Extreme perfectionism can do two things to a person: it can either propel them forward into success, or it can paralyze them.
I have been a Perfectionist for over 29 years. As a child, I made my bed every day starting at age 3. My pink bedroom was meticulously organized right down to Barbie’s fancy shoe collection, and my laundry was always neat and put away. My childhood room mirrored my perfectionism; the powerful yet harrowing trait that clung to me in adolescence and still endures today as an adult, a wife, and a mother. My perfectionism is only a slice of who I am, but it can be all-consuming at times.
As the years have passed, perfectionism has taught me a few hard-hitting lessons. In college, for example, my Spanish professor told me that extreme perfectionism can do two things to a person: it can either propel them forward into success, or it can paralyze them. She placed me in the latter category along with a big fat “C” on my transcript.
You see, the thing about perfectionism is that it’s multifaceted; it doesn’t manifest itself the same in every person. In my case, living as a perfectionist hardly means that anything in my life is “perfect.” On the contrary, I’m guilty of putting off tasks altogether (procrastination) in fear of inadequacy. The “C” that I received in college Spanish did not reflect a lack of understanding; it reflected a handful of missing assignments that were quite exceptional in content (toot! toot!), but not fully completed.
Today as a new mom, my perfectionist tendencies can work as a force of opposition if not properly managed. By nature of the job, Motherhood is messy and dirty and sticky. And for someone who likes Life to be clean and neat and un-sticky, well, it was time to learn some new thinking and management skills. It was time to “let it go.”

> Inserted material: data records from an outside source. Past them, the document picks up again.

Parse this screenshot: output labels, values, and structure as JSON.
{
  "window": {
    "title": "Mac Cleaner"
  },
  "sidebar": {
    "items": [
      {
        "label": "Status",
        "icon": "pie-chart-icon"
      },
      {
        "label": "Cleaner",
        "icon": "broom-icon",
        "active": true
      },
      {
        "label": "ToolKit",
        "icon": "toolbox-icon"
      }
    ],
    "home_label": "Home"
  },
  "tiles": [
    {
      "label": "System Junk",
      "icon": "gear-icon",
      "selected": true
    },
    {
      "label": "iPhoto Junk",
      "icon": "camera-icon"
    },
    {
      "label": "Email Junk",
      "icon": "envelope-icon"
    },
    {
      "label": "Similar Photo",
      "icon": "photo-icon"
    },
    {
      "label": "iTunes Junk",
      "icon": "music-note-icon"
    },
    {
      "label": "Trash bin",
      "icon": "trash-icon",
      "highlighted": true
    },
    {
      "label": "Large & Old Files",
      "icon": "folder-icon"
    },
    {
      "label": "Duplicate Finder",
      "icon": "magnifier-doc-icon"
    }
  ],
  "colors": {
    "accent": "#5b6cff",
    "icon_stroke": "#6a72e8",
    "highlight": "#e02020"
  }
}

Last July, I gave birth to a beautiful and healthy baby boy after a demanding struggle with infertility. It was also at that time that Life slapped me upside the head as if to say, “There is no time for this obsessive behavior now.” And Life was right. Life with a newborn dragged swiftly and there was no time to pick individual dust bunnies off the floor anymore. I would have to learn to relinquish some control. If not, it seemed, my circumstances would do it for me.
Upon reflection, learning to “let it go” started with conquering some dirty laundry (the literal kind that my son produces. The skeletons are tucked away with the Halloween décor…).
One evening, after an extra-long day of momming, I was sorting my son’s laundry in the basement. As I sat on the hard floor, hunched over from exhaustion, I yawned and rubbed my eyes. I removed each piece of clothing from the basket in a painstaking manner and began to organize by color. Blue, white, green, red, grey… when absently, I stopped. It was late, I was tired, and laundry was the last thing that I wanted to be doing that night. I looked at my neat piles of dirty laundry and swiftly balled them all together. White socks with a red shirt, “wash-on-cold” with “wash-on-hot.” I threw the giant mega-pile into the voracious mouth of the washing machine, dumped in a cupful of detergent, and slammed the lid. I stepped back and watched as the machine roared to life.
Up until that moment, I don’t recall a time when I’ve ever mixed laundry before. Ever. It goes against my very nature. What propelled my actions exactly, I’m not sure. But I think it involved a need for surrender. As I stood watching the slosh of the suds and listening to the gurgle of the drain, a sense of peace washed over me like the clean water in the machine. It was an “ahhh” moment; the tiniest act of letting go.
As a new mom, friends and family are always telling me to “take a load of” …and so I did. In the most literal of senses, I took a load off. And you know what? The clothes were just fine. Even more so? So was I.